• DESCRIPTION OF THE TASK:
Which lines below hold the word "icon"? Copy all of them.

EXTRACTED RECORDS Block Start

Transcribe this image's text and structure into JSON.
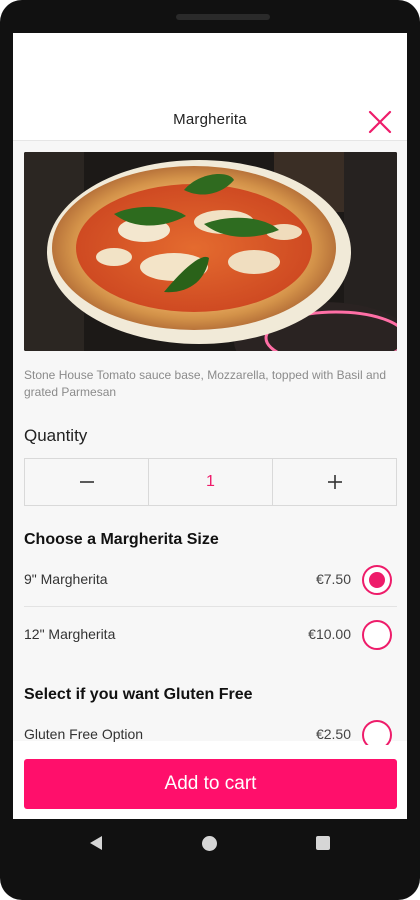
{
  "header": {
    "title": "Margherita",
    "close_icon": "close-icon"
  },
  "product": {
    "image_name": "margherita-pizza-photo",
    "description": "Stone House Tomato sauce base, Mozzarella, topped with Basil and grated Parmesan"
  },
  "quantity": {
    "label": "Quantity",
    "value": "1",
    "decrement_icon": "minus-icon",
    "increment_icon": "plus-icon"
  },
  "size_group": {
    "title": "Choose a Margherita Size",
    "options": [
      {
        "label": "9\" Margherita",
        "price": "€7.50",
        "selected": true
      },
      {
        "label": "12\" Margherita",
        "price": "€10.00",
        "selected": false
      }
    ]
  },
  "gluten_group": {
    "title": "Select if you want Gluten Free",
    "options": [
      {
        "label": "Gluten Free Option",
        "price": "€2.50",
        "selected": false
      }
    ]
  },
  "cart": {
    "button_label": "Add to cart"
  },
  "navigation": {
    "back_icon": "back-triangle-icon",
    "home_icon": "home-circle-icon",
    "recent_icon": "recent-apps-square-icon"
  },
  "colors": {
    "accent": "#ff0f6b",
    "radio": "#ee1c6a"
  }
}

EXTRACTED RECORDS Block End

• RESPONSE:
    "close_icon": "close-icon"
    "decrement_icon": "minus-icon",
    "increment_icon": "plus-icon"
    "back_icon": "back-triangle-icon",
    "home_icon": "home-circle-icon",
    "recent_icon": "recent-apps-square-icon"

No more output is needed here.